** Opening Supplied records block **
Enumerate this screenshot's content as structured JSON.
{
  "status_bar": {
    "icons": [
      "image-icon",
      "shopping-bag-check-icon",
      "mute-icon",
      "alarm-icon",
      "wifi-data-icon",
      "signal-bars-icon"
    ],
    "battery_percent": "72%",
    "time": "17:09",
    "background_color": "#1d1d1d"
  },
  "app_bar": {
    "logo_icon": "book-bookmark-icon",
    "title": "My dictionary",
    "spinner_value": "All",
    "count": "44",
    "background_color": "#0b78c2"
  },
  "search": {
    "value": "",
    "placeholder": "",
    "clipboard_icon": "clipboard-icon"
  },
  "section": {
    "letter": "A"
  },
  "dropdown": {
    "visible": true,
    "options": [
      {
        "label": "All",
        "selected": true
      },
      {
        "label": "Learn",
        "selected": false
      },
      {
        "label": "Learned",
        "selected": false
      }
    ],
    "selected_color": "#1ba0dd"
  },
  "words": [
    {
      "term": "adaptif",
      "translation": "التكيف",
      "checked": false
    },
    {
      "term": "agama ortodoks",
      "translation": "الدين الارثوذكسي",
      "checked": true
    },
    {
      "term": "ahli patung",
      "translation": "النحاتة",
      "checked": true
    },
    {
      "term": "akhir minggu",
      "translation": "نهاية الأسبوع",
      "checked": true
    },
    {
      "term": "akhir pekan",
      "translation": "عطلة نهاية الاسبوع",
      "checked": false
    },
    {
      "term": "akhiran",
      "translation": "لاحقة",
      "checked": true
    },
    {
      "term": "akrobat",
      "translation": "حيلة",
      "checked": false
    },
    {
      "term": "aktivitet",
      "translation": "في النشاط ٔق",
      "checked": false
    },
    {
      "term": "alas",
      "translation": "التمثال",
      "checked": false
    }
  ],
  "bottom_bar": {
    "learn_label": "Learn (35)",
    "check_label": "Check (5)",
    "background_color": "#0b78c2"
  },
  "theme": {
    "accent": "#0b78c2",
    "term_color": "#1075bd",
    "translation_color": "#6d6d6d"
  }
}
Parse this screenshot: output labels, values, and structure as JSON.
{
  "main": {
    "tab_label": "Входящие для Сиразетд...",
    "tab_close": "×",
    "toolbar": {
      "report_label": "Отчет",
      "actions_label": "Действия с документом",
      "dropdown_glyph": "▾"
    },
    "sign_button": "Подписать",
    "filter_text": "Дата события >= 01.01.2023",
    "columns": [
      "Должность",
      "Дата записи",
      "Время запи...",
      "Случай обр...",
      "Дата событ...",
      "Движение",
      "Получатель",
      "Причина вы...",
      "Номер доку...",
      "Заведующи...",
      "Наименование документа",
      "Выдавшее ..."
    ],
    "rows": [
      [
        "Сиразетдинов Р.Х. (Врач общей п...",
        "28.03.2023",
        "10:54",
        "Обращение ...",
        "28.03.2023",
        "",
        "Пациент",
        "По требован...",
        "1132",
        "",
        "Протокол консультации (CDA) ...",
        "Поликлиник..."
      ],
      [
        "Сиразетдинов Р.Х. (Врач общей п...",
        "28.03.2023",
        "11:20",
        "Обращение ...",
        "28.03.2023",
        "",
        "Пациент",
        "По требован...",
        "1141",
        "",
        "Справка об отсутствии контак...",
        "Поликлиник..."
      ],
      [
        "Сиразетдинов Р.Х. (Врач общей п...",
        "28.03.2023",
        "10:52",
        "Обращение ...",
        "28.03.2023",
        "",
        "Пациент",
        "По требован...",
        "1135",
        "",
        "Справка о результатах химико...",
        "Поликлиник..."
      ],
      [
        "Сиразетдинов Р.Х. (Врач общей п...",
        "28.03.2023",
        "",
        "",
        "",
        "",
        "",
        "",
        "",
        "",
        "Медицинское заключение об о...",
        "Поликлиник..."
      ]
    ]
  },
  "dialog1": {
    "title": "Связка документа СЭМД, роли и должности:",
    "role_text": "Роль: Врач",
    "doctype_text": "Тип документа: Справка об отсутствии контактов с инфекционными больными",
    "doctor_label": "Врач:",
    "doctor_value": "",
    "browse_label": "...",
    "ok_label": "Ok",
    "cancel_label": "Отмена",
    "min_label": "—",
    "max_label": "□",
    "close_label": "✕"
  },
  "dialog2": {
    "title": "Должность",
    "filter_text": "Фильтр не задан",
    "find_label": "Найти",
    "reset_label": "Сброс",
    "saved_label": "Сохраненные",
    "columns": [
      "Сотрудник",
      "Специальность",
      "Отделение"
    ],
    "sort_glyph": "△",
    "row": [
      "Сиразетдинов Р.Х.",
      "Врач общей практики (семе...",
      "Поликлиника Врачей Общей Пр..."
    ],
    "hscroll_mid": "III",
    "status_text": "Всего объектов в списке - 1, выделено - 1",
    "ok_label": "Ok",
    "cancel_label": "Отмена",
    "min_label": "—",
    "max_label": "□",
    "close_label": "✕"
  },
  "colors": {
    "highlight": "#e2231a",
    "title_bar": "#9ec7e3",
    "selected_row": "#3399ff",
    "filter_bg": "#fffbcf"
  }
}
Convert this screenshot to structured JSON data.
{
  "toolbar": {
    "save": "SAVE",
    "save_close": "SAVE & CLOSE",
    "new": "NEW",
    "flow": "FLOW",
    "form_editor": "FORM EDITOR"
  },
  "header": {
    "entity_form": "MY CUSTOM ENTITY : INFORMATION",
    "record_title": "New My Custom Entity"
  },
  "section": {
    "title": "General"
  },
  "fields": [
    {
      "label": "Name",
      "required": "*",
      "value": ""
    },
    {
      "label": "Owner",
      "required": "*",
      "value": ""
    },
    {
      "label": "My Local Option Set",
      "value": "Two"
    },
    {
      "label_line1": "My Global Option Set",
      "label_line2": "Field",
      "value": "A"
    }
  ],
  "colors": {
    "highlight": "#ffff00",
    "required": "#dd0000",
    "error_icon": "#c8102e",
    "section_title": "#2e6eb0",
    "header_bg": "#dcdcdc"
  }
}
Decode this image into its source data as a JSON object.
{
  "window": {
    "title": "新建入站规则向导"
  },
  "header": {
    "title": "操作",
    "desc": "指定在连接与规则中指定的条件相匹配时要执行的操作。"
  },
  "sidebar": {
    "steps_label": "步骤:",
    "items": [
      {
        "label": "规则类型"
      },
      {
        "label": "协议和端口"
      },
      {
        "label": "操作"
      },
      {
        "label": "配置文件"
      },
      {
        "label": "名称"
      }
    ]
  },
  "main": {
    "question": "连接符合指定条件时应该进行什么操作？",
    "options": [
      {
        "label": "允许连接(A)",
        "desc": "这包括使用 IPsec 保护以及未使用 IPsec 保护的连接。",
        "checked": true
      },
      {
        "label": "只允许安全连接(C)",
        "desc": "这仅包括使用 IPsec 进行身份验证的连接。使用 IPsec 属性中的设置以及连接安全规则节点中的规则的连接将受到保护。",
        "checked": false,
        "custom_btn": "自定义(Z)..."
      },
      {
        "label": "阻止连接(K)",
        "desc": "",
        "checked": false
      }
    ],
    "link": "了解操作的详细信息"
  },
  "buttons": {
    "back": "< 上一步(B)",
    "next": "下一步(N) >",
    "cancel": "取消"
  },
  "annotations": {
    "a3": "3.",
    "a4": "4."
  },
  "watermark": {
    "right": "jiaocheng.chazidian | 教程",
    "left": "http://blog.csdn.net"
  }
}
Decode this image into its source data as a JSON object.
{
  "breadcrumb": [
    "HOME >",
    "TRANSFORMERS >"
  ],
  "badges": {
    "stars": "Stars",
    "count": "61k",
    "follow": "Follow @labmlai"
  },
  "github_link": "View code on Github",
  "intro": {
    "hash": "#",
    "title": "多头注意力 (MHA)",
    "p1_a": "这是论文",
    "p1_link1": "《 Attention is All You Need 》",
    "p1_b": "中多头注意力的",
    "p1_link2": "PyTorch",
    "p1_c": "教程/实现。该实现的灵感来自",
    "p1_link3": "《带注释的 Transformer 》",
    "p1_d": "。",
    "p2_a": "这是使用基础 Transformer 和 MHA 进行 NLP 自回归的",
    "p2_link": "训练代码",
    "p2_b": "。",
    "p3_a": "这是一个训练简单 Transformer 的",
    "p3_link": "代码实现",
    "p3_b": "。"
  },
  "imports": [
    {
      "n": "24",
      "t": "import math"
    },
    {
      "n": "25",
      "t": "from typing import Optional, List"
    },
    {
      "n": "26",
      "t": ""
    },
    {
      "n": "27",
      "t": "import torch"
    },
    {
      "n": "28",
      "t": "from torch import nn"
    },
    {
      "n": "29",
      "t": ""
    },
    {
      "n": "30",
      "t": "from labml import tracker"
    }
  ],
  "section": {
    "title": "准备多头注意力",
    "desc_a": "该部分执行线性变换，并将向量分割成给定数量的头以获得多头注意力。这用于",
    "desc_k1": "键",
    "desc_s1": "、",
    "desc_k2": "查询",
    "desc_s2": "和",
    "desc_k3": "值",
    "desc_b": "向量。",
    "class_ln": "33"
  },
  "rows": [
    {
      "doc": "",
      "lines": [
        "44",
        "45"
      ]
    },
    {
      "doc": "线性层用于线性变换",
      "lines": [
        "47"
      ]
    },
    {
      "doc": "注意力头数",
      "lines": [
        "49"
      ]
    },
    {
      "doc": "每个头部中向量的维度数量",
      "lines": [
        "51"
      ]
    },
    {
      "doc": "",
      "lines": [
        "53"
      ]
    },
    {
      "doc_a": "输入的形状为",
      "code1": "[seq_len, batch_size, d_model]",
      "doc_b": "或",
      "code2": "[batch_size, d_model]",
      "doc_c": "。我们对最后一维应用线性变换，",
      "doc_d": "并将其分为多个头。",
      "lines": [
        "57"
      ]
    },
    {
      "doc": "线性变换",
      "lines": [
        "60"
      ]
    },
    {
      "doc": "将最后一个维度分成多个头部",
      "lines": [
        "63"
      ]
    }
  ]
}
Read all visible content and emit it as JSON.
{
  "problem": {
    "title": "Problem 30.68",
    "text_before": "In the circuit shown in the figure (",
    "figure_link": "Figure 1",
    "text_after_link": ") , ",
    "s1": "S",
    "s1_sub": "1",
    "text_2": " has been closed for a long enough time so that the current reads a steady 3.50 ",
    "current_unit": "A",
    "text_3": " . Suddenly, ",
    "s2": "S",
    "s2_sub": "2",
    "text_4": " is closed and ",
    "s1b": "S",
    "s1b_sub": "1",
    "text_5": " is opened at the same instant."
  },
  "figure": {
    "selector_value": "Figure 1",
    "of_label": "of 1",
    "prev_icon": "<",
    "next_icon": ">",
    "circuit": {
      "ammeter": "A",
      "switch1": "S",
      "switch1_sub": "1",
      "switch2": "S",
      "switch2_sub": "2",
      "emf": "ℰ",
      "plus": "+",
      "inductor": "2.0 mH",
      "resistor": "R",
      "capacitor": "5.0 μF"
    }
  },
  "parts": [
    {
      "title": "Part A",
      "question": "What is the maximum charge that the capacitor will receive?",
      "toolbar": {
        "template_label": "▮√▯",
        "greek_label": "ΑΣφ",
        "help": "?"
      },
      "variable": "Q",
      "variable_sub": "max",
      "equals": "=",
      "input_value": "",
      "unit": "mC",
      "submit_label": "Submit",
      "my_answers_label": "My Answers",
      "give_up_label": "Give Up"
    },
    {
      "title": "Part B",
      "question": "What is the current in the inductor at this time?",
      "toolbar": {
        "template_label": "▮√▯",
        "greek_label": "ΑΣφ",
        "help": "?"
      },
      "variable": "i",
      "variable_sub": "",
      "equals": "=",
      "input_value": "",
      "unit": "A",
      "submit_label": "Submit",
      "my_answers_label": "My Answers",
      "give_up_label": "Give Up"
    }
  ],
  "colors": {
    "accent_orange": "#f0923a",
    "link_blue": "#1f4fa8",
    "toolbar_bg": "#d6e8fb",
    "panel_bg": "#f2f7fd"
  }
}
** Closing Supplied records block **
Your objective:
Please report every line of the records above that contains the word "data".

Completed exercise:
      "wifi-data-icon",
Convert this screenshot to structured JSON data.
Decode this image into its source data as a JSON object.
Decode this image into its source data as a JSON object.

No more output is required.